Qualcomm, as one of the companies that benefited the most from the mobile revolution, is chock full of wireless patents on various subjects, which it is no doubt eager to monetize as FRAND licences to all the other parties involved in the industry, and the fees represent a huge part of its revenue.
Of course, Apple’s premise of ‘a willing licensee with a good-faith disagreement who wants nothing other than for a disinterested party to determine what terms are FRAND’ is itself a sham and a pretext. At the recent proceedings before Judge Crabb in the Western District of Wisconsin, Apple’s ‘willing licensee’ mask fell off, when it absolutely refused–even at the cost of having its case dismissed–to commit to take a license to Motorola’s SEP portfolio on whatever terms the court might determine to be FRAND. Having literally walked away, minutes before trial, from an opportunity for an adjudication as to whether Motorola had offered FRAND terms to Apple, Apple should be embarrassed–but apparently is not–to demand that the Commission divest itself of jurisdiction unless and until a ‘U.S. Court has determined [the relevant license terms] to be FRAND’.

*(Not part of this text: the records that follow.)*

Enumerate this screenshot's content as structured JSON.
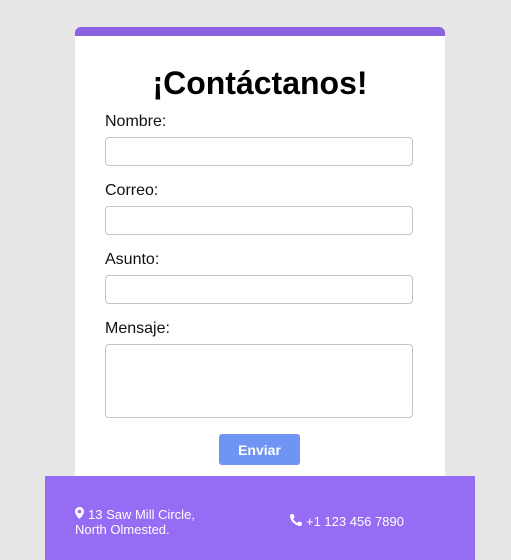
{
  "form": {
    "title": "¡Contáctanos!",
    "fields": [
      {
        "label": "Nombre:",
        "value": "",
        "placeholder": ""
      },
      {
        "label": "Correo:",
        "value": "",
        "placeholder": ""
      },
      {
        "label": "Asunto:",
        "value": "",
        "placeholder": ""
      },
      {
        "label": "Mensaje:",
        "value": "",
        "placeholder": ""
      }
    ],
    "submit_label": "Enviar"
  },
  "footer": {
    "address_line1": "13 Saw Mill Circle,",
    "address_line2": "North Olmested.",
    "phone": "+1 123 456 7890",
    "address_icon": "map-marker-icon",
    "phone_icon": "phone-icon"
  },
  "colors": {
    "accent_bar": "#8a62e0",
    "footer_bg": "#956cf3",
    "button_bg": "#6f94f3",
    "page_bg": "#e6e6e6"
  }
}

If Apple is not a willing licensee, and in any event there is no risk of an exclusion order (or injunction) shutting down a truly willing licensee, what is the real agenda? It is to shelter the unwilling licensee–the infringer that, like Apple, has no interest at all in paying market-validated royalty rates. It is to ensure that SEP infringers can only be called to account under rules, and in fora, in which they may gain yardage, but can never lose.
"Sham", "mask fell off", "should be embarrassed" - quite the strong wording for something as mundane as FRAND licensing fees. Qualcomm's own standard-essential patents (SEP) portfolio is huge, and Apple is using its baseband radios inside iPhones and iPads, hence its lawyers are apparently eager to nudge the licensing ship into higher SEP fees, so the patent rollercoaster has another upset passenger for the ride now.